The owners and managers of the facility, Megan Kay Lee Jackson and Jeremy Bailey, own 18 other properties in New Hanover County. They could not be reached for comment, but will have the opportunity to address city council at its Aug. 2 meeting to plead their case.

Living in the Colonial Arms

On the day WHQR's reporters checked out the property in June, the front entries were unlocked and unlockable — a lack of security that's concerning for residents like Frank and Lisa, who've lived there for years.

Lisa uses a wheelchair to get around and lives on a fixed income. She described her home as unreasonably priced, given the conditions.

“[It's] $600 for a room about as big as that van, and you have just a room and you have access to a kitchen and a bathroom that you might be cleaned it might not," she said.

The kitchen abutting her room was indeed filthy, and many of the drawers in the cabinet were broken or missing.

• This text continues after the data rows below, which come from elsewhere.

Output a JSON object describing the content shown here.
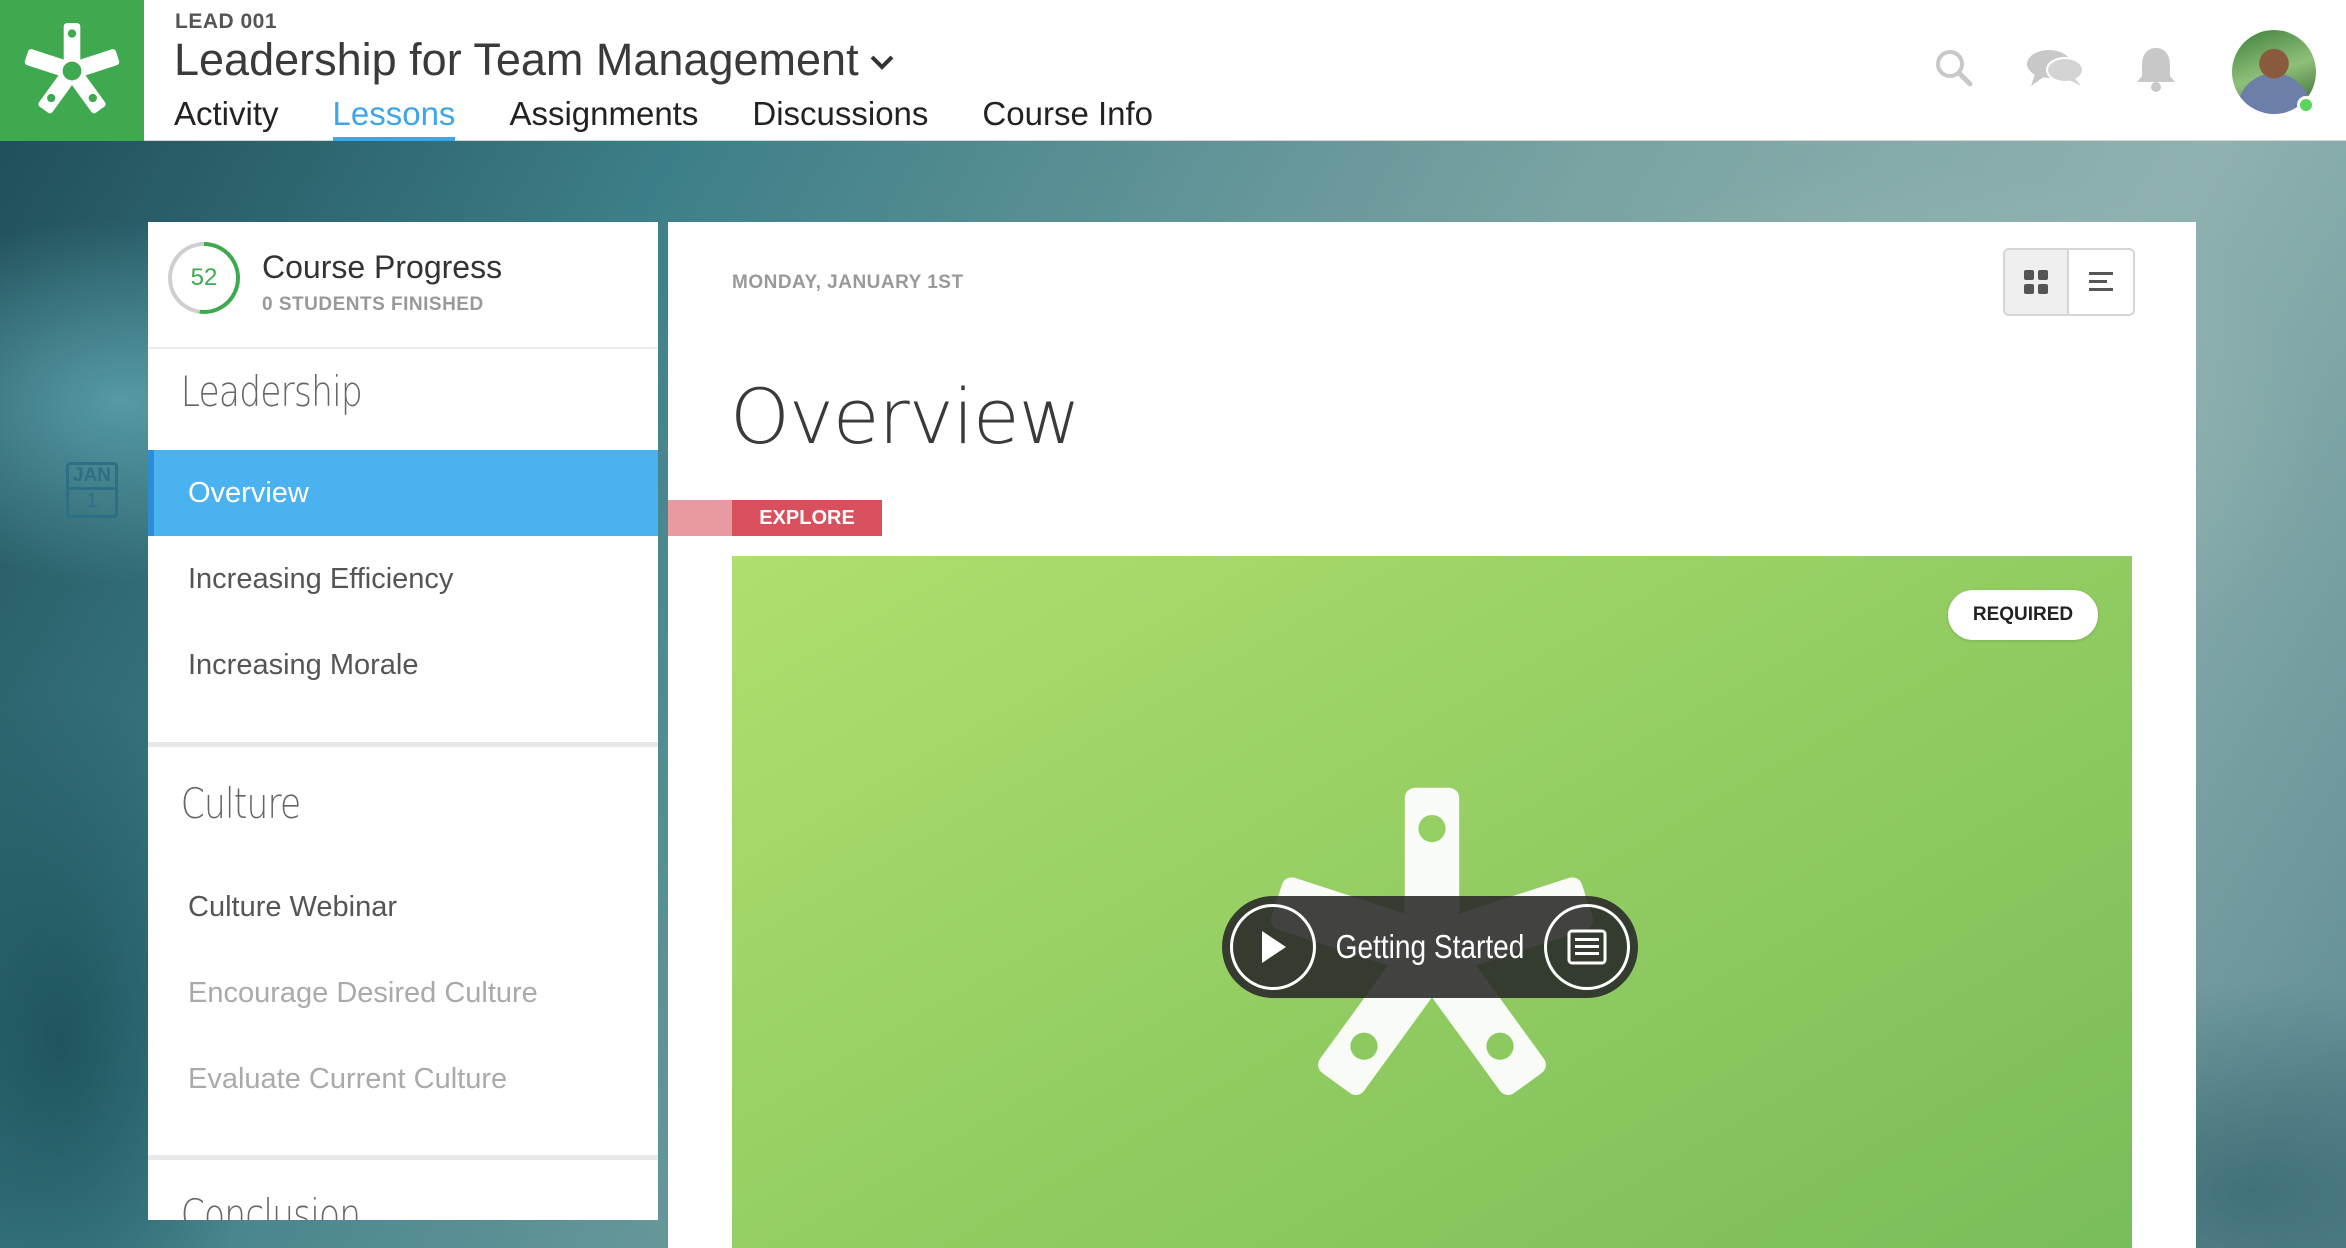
{
  "header": {
    "course_code": "LEAD 001",
    "course_title": "Leadership for Team Management",
    "tabs": [
      {
        "label": "Activity",
        "active": false
      },
      {
        "label": "Lessons",
        "active": true
      },
      {
        "label": "Assignments",
        "active": false
      },
      {
        "label": "Discussions",
        "active": false
      },
      {
        "label": "Course Info",
        "active": false
      }
    ],
    "icons": [
      "search-icon",
      "chat-icon",
      "bell-icon"
    ],
    "brand_color": "#3ea94e",
    "accent_color": "#3ea6e6"
  },
  "date_tag": {
    "month": "JAN",
    "day": "1"
  },
  "sidebar": {
    "progress": {
      "value": "52",
      "title": "Course Progress",
      "subtitle": "0 STUDENTS FINISHED",
      "percent": 52
    },
    "sections": [
      {
        "title": "Leadership",
        "items": [
          {
            "label": "Overview",
            "state": "active"
          },
          {
            "label": "Increasing Efficiency",
            "state": "normal"
          },
          {
            "label": "Increasing Morale",
            "state": "normal"
          }
        ]
      },
      {
        "title": "Culture",
        "items": [
          {
            "label": "Culture Webinar",
            "state": "normal"
          },
          {
            "label": "Encourage Desired Culture",
            "state": "dim"
          },
          {
            "label": "Evaluate Current Culture",
            "state": "dim"
          }
        ]
      },
      {
        "title": "Conclusion",
        "items": []
      }
    ]
  },
  "main": {
    "date": "MONDAY, JANUARY 1ST",
    "title": "Overview",
    "tag": "EXPLORE",
    "tag_color": "#d8505d",
    "card": {
      "badge": "REQUIRED",
      "media_label": "Getting Started",
      "background": "#96cf63"
    }
  }
}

In a shared space like that, maintenance of the common areas is the required job of the landlord, according to city records.

But Frank said when they've called Bailey, the property manager, he's been unresponsive. That's been particularly frustrating for the couple, as the door of their room fell off six months ago.

"Every time I called him on the phone. He kind of hangs up on me," Frank said.

Because the owners haven't cleaned up the building in the past year, the city found that they have not complied with the finding of fact or made the necessary repairs to bring the property into acceptable condition. Inspection photos show that conditions stayed the same or worsened in many cases between 2021 and 2022, besides a fresh coat of paint on the exterior.

In April, the city decided to officially find the building unfit for human habitation, meaning the residents should be asked to move out, and the landlords could not legally collect rent.

Frank and Lisa were not aware of that order in June, and were still paying for their room at that time. According to social workers familiar with the property, those who have left the property haven't been provided alternative housing by their landlords.

Inspectors took these photos during their July 8 inspection of Colonial Arms.

Jackson has had a property come before city council for a similar situation before. But in 2018, she was granted an extension because work had been done, and that home, a single-family house on Meares St., is now in acceptable condition.

If city council votes with the code enforcement division tomorrow, the department will be empowered to repair or demolish the building itself.

But what will happen to the building's low-income residents afterward? That's anyone's guess.

"When Colonial Arms ceases to exist, where do the folks who are living there now go?" Bennett asks. "That's such a double-edged sword. So there is shelter such that it is. It's just not shelter that's appropriate for any human being to be living in."

City Council will consider theordinance about 813 Castle St. at its Tuesday, August 2 meeting at 6:30 pm.

Kelly Kenoyer is an Oregonian transplant new to the East Coast. She attended University of Oregon’s School of Journalism as an undergraduate, and later received a Master’s in Journalism from University of Missouri- Columbia. Contact her on Twitter @Kelly_Kenoyer or by email: KKenoyer@whqr.org.